Description We have developed a method for modelling the greenhouse gas emissions from the UK which combines those produced by human activities (e.g. burning gas for energy supply) with natural uptake and release from vegetation (e.g. plant photosynthesis). This allows us to compare the UK greenhouse gas inventory (as reported via collecting statistics on fuel use) with the observed change in the atmosphere (as measured at a network of sites across the UK).
Exploitation Route The results will allow government departments (BEIS and Defra) to verify that the reported inventory is correct (or not), and that the UK is meeting its climate change targets.
Sectors Agriculture, Food and Drink,Environment

Description The work has allowed us to provide independent verification of the UK greenhouse gas budget. Ultimately this allows us to increase the effectiveness of public services and policy, by providing evidence on where mitigation strategies are proving effective.
First Year Of Impact 2016
Sector Agriculture, Food and Drink,Environment,Government, Democracy and Justice
Impact Types Societal,Policy & public services

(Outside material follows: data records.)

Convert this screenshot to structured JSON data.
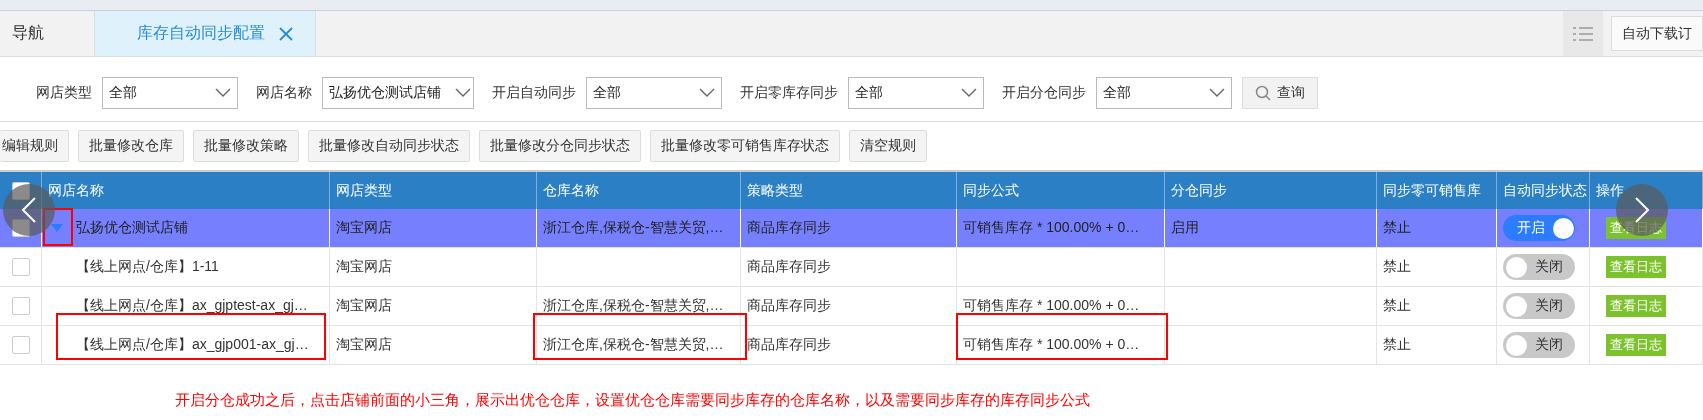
{
  "tabs": [
    {
      "label": "导航",
      "selected": false,
      "closable": false
    },
    {
      "label": "库存自动同步配置",
      "selected": true,
      "closable": true
    }
  ],
  "right_button": "自动下载订",
  "filters": [
    {
      "label": "网店类型",
      "value": "全部"
    },
    {
      "label": "网店名称",
      "value": "弘扬优仓测试店铺"
    },
    {
      "label": "开启自动同步",
      "value": "全部"
    },
    {
      "label": "开启零库存同步",
      "value": "全部"
    },
    {
      "label": "开启分仓同步",
      "value": "全部"
    }
  ],
  "search_button": "查询",
  "toolbar": [
    "编辑规则",
    "批量修改仓库",
    "批量修改策略",
    "批量修改自动同步状态",
    "批量修改分仓同步状态",
    "批量修改零可销售库存状态",
    "清空规则"
  ],
  "table": {
    "header_checked": false,
    "columns": [
      "网店名称",
      "网店类型",
      "仓库名称",
      "策略类型",
      "同步公式",
      "分仓同步",
      "同步零可销售库",
      "自动同步状态",
      "操作"
    ],
    "rows": [
      {
        "shop": "弘扬优仓测试店铺",
        "shop_type": "淘宝网店",
        "warehouse": "浙江仓库,保税仓-智慧关贸,…",
        "strategy": "商品库存同步",
        "formula": "可销售库存 * 100.00% + 0…",
        "split_sync": "启用",
        "zero_sync": "禁止",
        "auto_sync": {
          "on": true,
          "label": "开启"
        },
        "action": "查看日志",
        "selected": true,
        "expanded": true,
        "children": [
          {
            "shop": "【线上网点/仓库】1-11",
            "shop_type": "淘宝网店",
            "strategy": "商品库存同步",
            "zero_sync": "禁止",
            "auto_sync": {
              "on": false,
              "label": "关闭"
            },
            "action": "查看日志",
            "selected": false,
            "checked": false
          },
          {
            "shop": "【线上网点/仓库】ax_gjptest-ax_gj…",
            "shop_type": "淘宝网店",
            "warehouse": "浙江仓库,保税仓-智慧关贸,…",
            "strategy": "商品库存同步",
            "formula": "可销售库存 * 100.00% + 0…",
            "zero_sync": "禁止",
            "auto_sync": {
              "on": false,
              "label": "关闭"
            },
            "action": "查看日志",
            "selected": false,
            "checked": false
          },
          {
            "shop": "【线上网点/仓库】ax_gjp001-ax_gj…",
            "shop_type": "淘宝网店",
            "warehouse": "浙江仓库,保税仓-智慧关贸,…",
            "strategy": "商品库存同步",
            "formula": "可销售库存 * 100.00% + 0…",
            "zero_sync": "禁止",
            "auto_sync": {
              "on": false,
              "label": "关闭"
            },
            "action": "查看日志",
            "selected": false,
            "checked": false
          }
        ]
      }
    ]
  },
  "annotation": "开启分仓成功之后，点击店铺前面的小三角，展示出优仓仓库，设置优仓仓库需要同步库存的仓库名称，以及需要同步库存的库存同步公式"
}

Description Landscapes For Sequestering Carbon: a dynamic marginal abatement cost curve approach with Bayesian spatio-temporal modelling
Amount £39,730 (GBP)
Funding ID NE/T003960/1 
Organisation Natural Environment Research Council 
Sector Public
Country United Kingdom
Start 07/2019 
End 06/2020
Description NERC Highlight Topic
Amount £1,000,000 (GBP)
Funding ID NE/S003614/1 
Organisation Natural Environment Research Council 
Sector Public
Country United Kingdom
Start 04/2019 
End 03/2023
Description The future role of measurements in tracking progress on greenhouse gas (GHG) emissions reductions and targets
Amount £100,000 (GBP)
Organisation Department for Business, Energy & Industrial Strategy 
Sector Public
Country United Kingdom
Start 11/2021 
End 05/2022
Description Stakeholder workshop at Royal Society, London 
Form Of Engagement Activity A formal working group, expert panel or dialogue
Part Of Official Scheme? No
Geographic Reach National
Primary Audience Policymakers/politicians
Results and Impact ~100 stakeholders from government departments, charities and land management interests attended a workshop at the Royal Society. Results of the project were presented, and the implications for future work and decision-making discussed.
Year(s) Of Engagement Activity 2017